Paying for day care is one of the biggest expenses faced by working adults with young children, a dependent parent, or a child with a disability. But there is a tax credit available to help working caregivers defray the costs of day care (for seniors it’s called “adult day care”).

In order to qualify for the tax credit, you must have a dependent who cannot be left alone and who has lived with you for more than half the year.

Qualifying dependents may be the following:

  • A child who is under age 13 when the care is provided
  • A spouse who is physically or mentally incapable of self-care
  • An individual who is physically or mentally incapable of self-care and either is your dependent or could have been your dependent except that his or her income is too high ($4,150 or more) or he or she files a joint return.

Even though you can no longer receive a deduction for claiming a parent (or child) as a dependent, you can still receive this tax credit if your parent (or other relative) qualifies as a dependent.

This means you must provide more than half of their support for the year. Support includes amounts spent to provide food, lodging, clothing, education, medical and dental care, recreation, transportation, and similar necessities. Even if you do not pay more than half your parent’s total support for the year, you may still be able to claim your parent as a dependent if you pay more than 10 percent of your parent’s support for the year, and, with others, collectively contribute to more than half of your parent’s support.

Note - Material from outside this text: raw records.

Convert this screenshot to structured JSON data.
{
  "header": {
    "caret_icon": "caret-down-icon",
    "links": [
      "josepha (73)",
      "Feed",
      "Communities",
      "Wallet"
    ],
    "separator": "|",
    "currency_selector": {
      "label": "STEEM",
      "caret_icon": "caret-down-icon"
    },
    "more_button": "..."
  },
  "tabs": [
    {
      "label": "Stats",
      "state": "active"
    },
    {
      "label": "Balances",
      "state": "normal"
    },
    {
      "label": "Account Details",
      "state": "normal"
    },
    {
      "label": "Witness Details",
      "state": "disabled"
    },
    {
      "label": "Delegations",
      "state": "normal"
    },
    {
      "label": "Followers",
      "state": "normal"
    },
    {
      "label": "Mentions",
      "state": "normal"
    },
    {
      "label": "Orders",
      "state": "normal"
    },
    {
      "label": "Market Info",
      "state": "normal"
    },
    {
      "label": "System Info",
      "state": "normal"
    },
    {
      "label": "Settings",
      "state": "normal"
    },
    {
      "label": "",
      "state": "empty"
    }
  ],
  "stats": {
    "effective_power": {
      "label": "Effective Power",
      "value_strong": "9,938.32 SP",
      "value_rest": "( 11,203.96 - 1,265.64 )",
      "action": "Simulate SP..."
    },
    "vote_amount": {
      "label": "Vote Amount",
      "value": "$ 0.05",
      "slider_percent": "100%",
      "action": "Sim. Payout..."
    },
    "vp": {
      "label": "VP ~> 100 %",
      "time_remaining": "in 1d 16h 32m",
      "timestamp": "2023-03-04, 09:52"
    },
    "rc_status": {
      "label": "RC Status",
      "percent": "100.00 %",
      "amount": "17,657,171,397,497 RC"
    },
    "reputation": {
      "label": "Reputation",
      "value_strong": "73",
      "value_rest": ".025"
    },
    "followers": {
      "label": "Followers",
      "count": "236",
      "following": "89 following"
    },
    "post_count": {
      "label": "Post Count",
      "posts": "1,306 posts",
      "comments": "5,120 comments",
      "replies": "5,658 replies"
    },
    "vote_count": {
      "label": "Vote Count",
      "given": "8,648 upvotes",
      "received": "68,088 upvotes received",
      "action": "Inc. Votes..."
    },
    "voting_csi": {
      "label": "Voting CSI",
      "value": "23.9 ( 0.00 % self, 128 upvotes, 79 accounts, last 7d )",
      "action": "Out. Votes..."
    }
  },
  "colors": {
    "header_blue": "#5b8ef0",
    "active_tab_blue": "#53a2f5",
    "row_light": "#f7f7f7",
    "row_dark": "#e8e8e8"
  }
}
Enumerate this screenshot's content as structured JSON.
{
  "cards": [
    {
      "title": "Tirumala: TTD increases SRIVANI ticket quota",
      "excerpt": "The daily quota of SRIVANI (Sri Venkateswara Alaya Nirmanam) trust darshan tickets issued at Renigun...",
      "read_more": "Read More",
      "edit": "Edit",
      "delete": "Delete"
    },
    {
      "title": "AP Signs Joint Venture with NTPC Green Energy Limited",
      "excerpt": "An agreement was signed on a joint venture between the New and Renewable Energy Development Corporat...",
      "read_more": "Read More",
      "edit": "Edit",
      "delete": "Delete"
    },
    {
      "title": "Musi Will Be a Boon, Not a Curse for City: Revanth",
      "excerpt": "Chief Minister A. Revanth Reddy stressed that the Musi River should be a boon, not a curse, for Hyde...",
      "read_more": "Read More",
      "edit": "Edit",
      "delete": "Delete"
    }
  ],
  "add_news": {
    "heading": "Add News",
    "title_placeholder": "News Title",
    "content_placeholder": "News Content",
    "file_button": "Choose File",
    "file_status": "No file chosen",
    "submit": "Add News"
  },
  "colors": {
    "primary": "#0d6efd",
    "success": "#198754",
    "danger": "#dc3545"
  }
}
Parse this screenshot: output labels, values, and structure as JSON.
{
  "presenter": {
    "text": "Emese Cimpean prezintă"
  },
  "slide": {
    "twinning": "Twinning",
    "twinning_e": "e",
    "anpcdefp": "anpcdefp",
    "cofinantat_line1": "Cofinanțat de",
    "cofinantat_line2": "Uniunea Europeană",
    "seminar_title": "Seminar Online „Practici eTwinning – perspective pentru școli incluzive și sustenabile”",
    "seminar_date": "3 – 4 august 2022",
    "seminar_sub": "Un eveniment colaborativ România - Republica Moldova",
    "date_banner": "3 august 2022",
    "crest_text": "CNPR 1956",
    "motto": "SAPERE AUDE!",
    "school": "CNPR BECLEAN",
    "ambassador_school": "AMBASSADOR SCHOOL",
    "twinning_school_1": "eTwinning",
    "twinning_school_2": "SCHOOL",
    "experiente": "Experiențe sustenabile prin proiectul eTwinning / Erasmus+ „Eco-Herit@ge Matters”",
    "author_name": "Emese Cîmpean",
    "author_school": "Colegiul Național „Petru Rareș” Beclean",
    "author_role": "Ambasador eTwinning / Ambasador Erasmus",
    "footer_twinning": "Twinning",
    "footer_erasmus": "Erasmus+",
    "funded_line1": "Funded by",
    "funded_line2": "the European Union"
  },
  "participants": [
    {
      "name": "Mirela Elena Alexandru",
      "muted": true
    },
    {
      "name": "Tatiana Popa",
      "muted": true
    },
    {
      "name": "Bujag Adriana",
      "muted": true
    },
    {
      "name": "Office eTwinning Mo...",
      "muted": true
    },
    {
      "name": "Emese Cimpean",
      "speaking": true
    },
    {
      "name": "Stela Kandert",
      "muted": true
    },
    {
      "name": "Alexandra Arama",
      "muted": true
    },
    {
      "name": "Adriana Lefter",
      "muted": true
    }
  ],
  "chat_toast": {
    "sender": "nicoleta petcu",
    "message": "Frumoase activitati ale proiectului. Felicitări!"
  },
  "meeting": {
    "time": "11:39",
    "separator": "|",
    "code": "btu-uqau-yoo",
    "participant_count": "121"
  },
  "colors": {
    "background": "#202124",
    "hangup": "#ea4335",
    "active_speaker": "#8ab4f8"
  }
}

The total expenses you can use to calculate the credit is $3,000 for one child or dependent or up to $6,000 for two or more children or dependents. So if you spent $10,000 on care, you can only use $3,000 of it toward the credit. Once you know your work-related day care expenses, to calculate the credit, you need to multiply the expenses by a percentage of between 20 and 35, depending on your income. (A chart giving the percentage rates is in IRS Publication 503.)

For example, if you earn $15,000 or less and have the maximum $3,000 eligible for the credit, to figure out your credit you multiply $3,000 by 35 percent. If you earn $43,000 or more, you multiply $3,000 by 20 percent. (A tax credit is directly subtracted from the tax you owe, in contrast to a tax deduction, which decreases your taxable income.)

The care can be provided in or out of the home, by an individual or by a licensed care center, but the care provider cannot be a spouse, dependent, or the child’s parent. The main purpose of the care must be the dependent’s well-being and protection, and expenses for care should not include amounts you pay for food, lodging, clothing, education, and entertainment.

To get the credit, you must report the name, address, and either the care provider’s Social Security number or employer identification number on the tax return. To find out if you are eligible to claim the credit, click here.
For more information about the credit from the IRS, click here and here.

Are you worried about taking care of a loved one who has long-term care or special needs? We can help you put plans in place so that your family isn’t left with a mess if you become incapacitated or die.

This article is a service of attorney Myrna Serrano Setty. Myrna doesn’t just draft documents, she helps you make informed and empowered decisions about life and death, for yourself and the people you love. That’s why our firm offers a Planning Session. The Planning Session helps you get more financially organized than ever and helps you make the best choices for the people you love.  Start by calling us today to schedule a Planning Session. Mention this article to learn how to get this $500 session for free.